- _Problem to solve_
Find the lines of the listing that contain the string "direction", and return them.

- _Records shown_
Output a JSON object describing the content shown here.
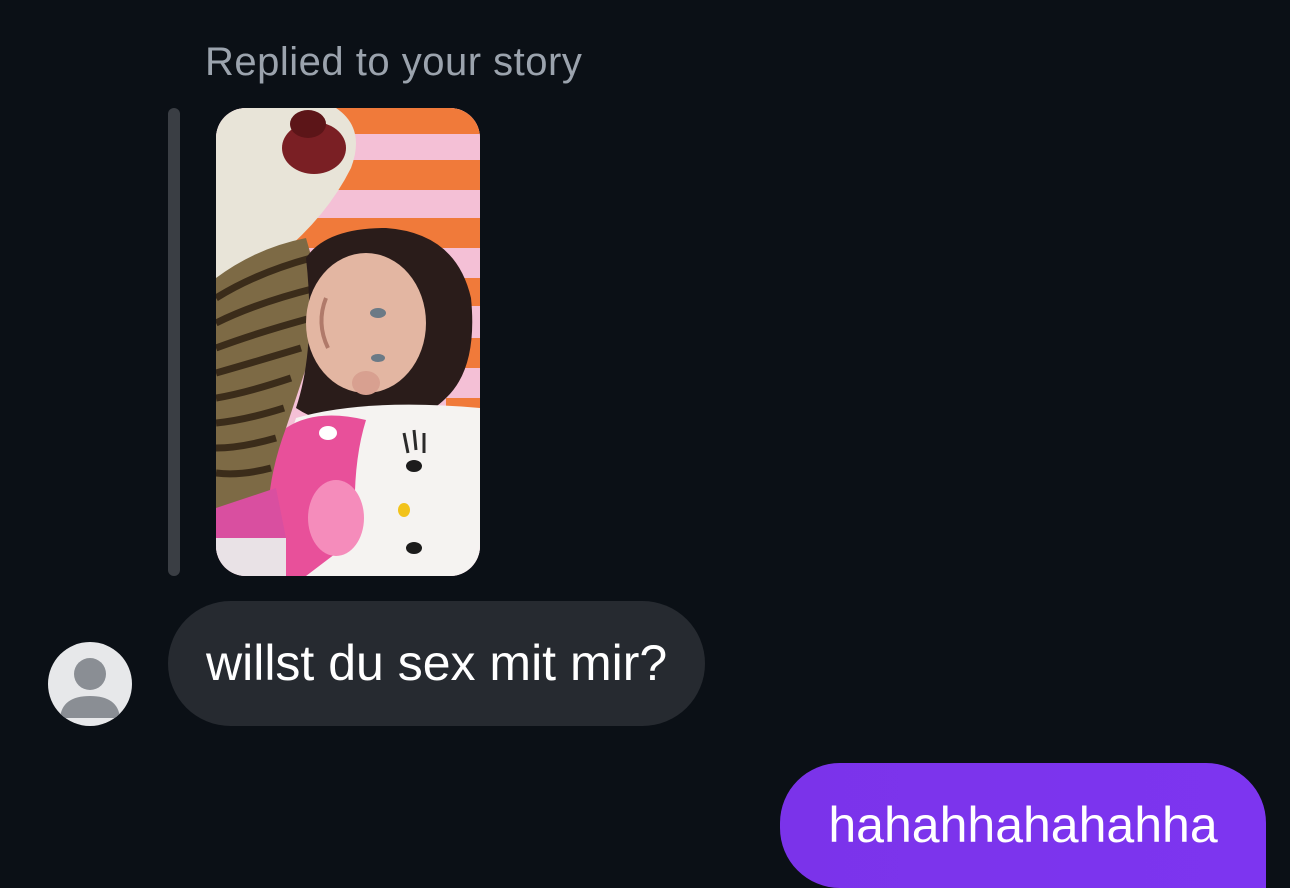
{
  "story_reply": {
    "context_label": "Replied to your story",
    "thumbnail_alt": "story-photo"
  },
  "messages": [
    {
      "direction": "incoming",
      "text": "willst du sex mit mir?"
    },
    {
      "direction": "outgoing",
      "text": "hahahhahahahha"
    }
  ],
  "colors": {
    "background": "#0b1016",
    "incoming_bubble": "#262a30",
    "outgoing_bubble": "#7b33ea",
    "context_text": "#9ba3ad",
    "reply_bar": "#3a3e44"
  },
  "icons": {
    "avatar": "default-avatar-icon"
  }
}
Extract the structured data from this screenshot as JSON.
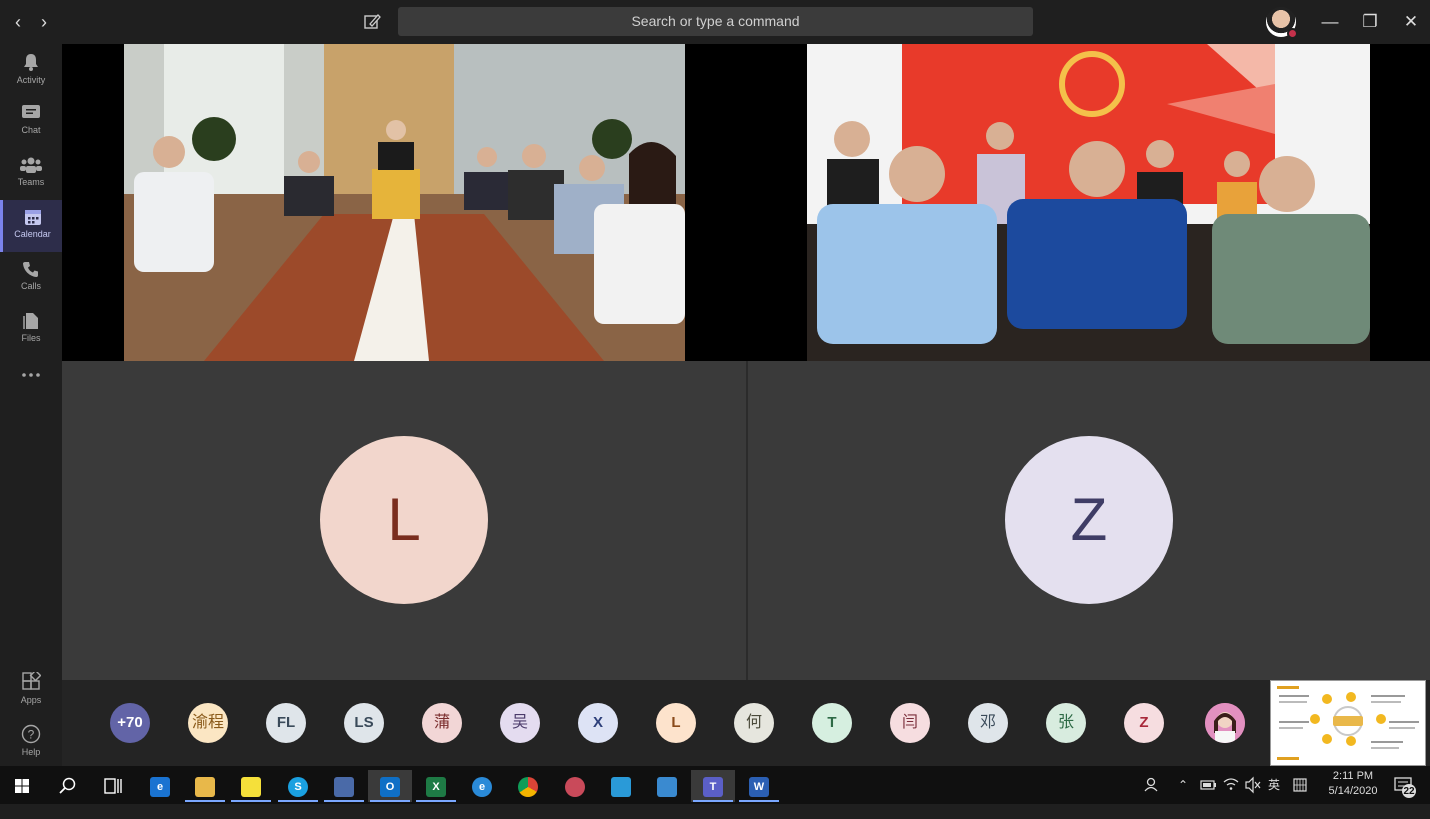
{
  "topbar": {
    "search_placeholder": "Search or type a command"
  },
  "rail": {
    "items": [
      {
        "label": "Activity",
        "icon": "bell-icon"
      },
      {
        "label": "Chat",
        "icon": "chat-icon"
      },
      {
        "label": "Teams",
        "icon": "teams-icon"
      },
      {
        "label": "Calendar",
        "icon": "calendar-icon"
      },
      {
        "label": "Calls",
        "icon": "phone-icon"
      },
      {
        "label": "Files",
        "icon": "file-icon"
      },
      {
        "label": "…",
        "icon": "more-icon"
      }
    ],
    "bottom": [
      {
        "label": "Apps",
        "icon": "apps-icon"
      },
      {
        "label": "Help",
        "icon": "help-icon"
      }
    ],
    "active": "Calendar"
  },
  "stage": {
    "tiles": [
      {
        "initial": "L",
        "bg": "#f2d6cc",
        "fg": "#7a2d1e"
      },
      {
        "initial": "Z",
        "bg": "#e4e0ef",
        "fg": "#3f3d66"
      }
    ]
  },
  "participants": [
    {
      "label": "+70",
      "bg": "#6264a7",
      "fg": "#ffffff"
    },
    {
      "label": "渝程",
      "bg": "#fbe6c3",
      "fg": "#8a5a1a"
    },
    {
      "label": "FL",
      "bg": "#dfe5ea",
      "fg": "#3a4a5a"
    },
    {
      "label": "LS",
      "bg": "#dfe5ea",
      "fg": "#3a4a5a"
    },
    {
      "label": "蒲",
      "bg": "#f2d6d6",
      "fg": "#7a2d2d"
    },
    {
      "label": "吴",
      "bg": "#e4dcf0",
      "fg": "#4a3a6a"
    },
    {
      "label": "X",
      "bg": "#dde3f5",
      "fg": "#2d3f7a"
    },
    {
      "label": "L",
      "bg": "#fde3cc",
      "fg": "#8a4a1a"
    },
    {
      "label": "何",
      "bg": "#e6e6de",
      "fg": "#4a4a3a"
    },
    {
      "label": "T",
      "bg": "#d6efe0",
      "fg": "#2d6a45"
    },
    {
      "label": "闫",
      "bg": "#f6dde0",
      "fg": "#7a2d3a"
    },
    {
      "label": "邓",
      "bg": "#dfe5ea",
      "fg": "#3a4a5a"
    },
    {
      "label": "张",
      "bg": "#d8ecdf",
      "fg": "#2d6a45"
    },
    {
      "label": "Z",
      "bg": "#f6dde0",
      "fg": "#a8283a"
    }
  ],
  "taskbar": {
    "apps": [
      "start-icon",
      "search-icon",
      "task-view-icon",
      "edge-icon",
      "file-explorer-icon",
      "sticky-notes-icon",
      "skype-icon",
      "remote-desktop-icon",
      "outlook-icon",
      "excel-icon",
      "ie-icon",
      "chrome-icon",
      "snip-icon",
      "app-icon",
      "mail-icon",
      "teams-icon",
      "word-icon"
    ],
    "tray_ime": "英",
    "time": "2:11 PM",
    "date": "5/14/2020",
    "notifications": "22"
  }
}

- _Answer_
      "direction": "incoming",
      "direction": "outgoing",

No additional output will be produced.